Ms. Chanelle Custorio is both a registered and licensed chemical engineer and architect. She is an alumni of UP Diliman, worked in the restoration of San Sebastian Basilica, and is now a co-partner for the architecture firm Hiraya Design Studio. She has also attended courses on Management and Monitoring of World Heritage Sites by ICCROM as well as on Conservation of Japanese Textiles by TNRICP.
Mr.Isaiah Cabañero is a graduate of Community Development at the University of the Philippines – Diliman, working with communities and volunteer organizations which gained him experience in community organizing and people-centered participatory project development. He is currently working hand-in-hand with local coffee farming ati communities in Iloilo.
Ms. Ruby Descalzo is a recent graduate of the Ateneo de Manila University, with a degree in Environmental Science and a minor in Cultural Heritage Studies. She previously served as the President of Baybayin Ateneo, a Filipino cultural student organization. She is currently under the mentorship of Claudia Montero, and will be working with Dr. John Peterson as part of her internship.
Mr. Gio Abcede is a graduating BS Architecture student from De La Salle University, College of Saint Benilde. He has worked with One/Zero Design Co. on the Maestranza Creative Quarters project and collaborated with Digiscript Philippines Inc. with mapping presentations for the Intramuros Cultural Management Plan. He is also a core member and graphic designer for the Heritage Conservation Society. He is currently working closely with the Architecture Committee of ICOMOS Philippines, under the tutelage of Dominic Galicia.
Dr. Victor Venida, ICOMOS Philippines member, completed his M.Sc. in economics at the London School of Economics and a PhD in economics at New York University. He completed a specialist course in International Economics, Trade and Finance at the Instituto Nacional de Administracion Publica at Alcala de Henares, Spain. Currently e is a Professor with the Department of Economics and a Lecturer with the European Studies Program, Development Studies Program and the Law School of Ateneo de Manila University.

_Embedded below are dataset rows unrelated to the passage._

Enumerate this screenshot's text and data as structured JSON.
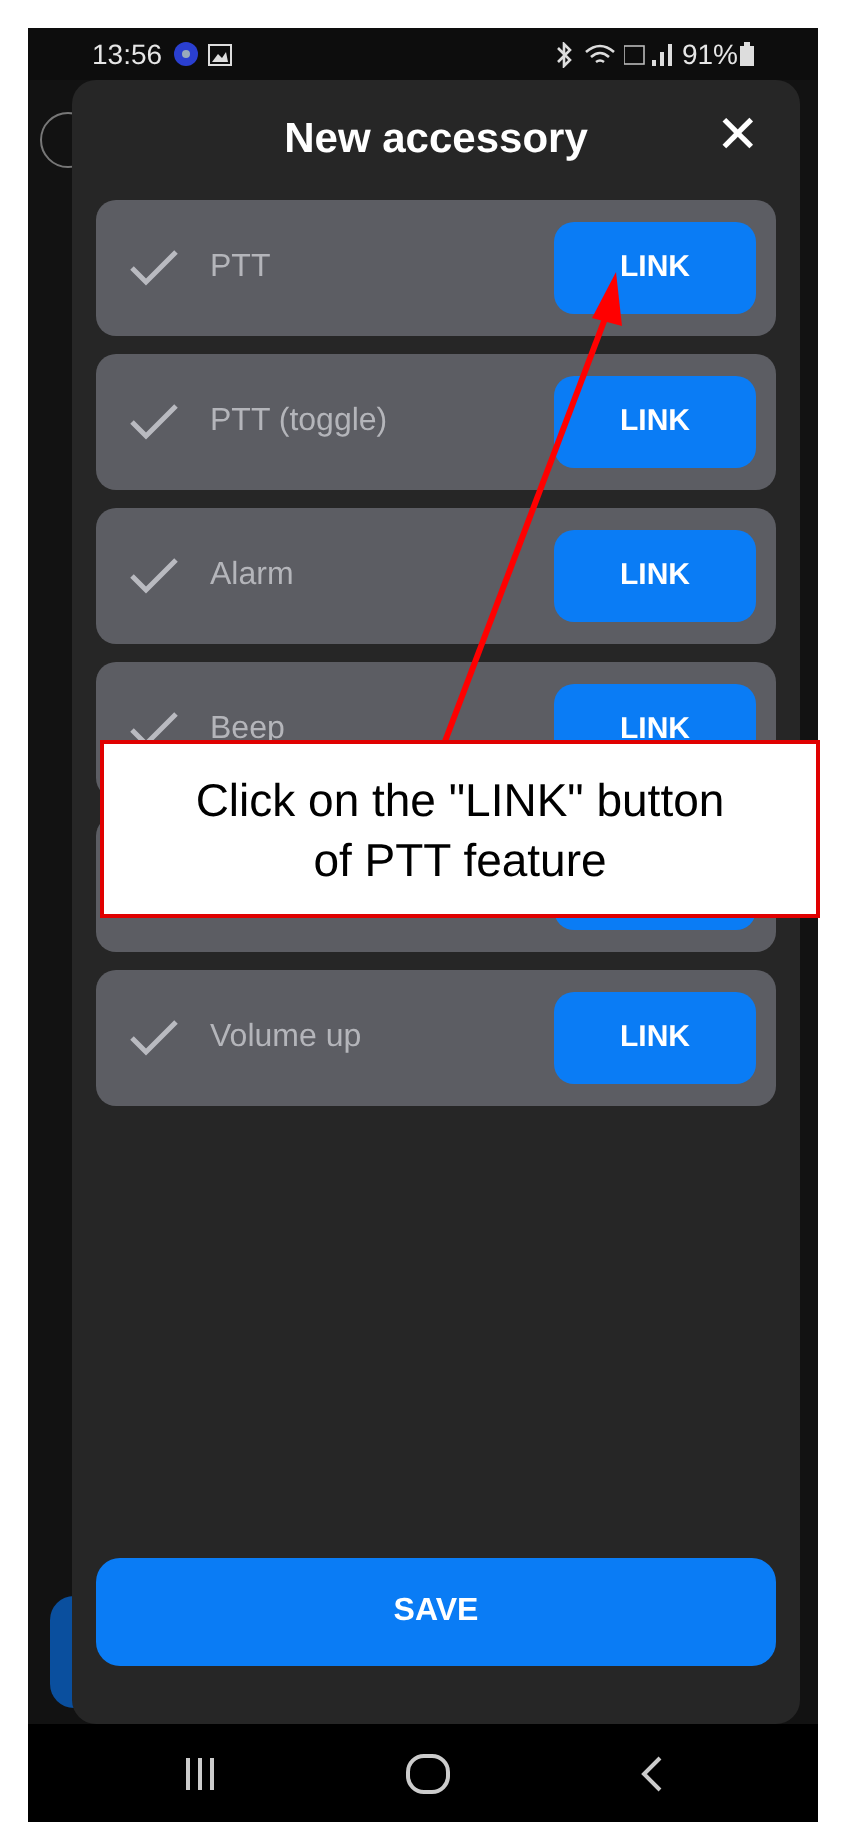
{
  "status_bar": {
    "time": "13:56",
    "battery": "91%"
  },
  "dialog": {
    "title": "New accessory",
    "close": "✕"
  },
  "features": [
    {
      "label": "PTT",
      "checked": true,
      "button": "LINK"
    },
    {
      "label": "PTT (toggle)",
      "checked": true,
      "button": "LINK"
    },
    {
      "label": "Alarm",
      "checked": true,
      "button": "LINK"
    },
    {
      "label": "Beep",
      "checked": true,
      "button": "LINK"
    },
    {
      "covered": true
    },
    {
      "label": "Volume up",
      "checked": true,
      "button": "LINK"
    }
  ],
  "save_button": "SAVE",
  "callout": {
    "text": "Click on the \"LINK\" button of PTT feature"
  }
}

“Project Alexandria ”, is scheduled this Monday, September 28, 2020, 6:00 PM (Philippine Standard Time).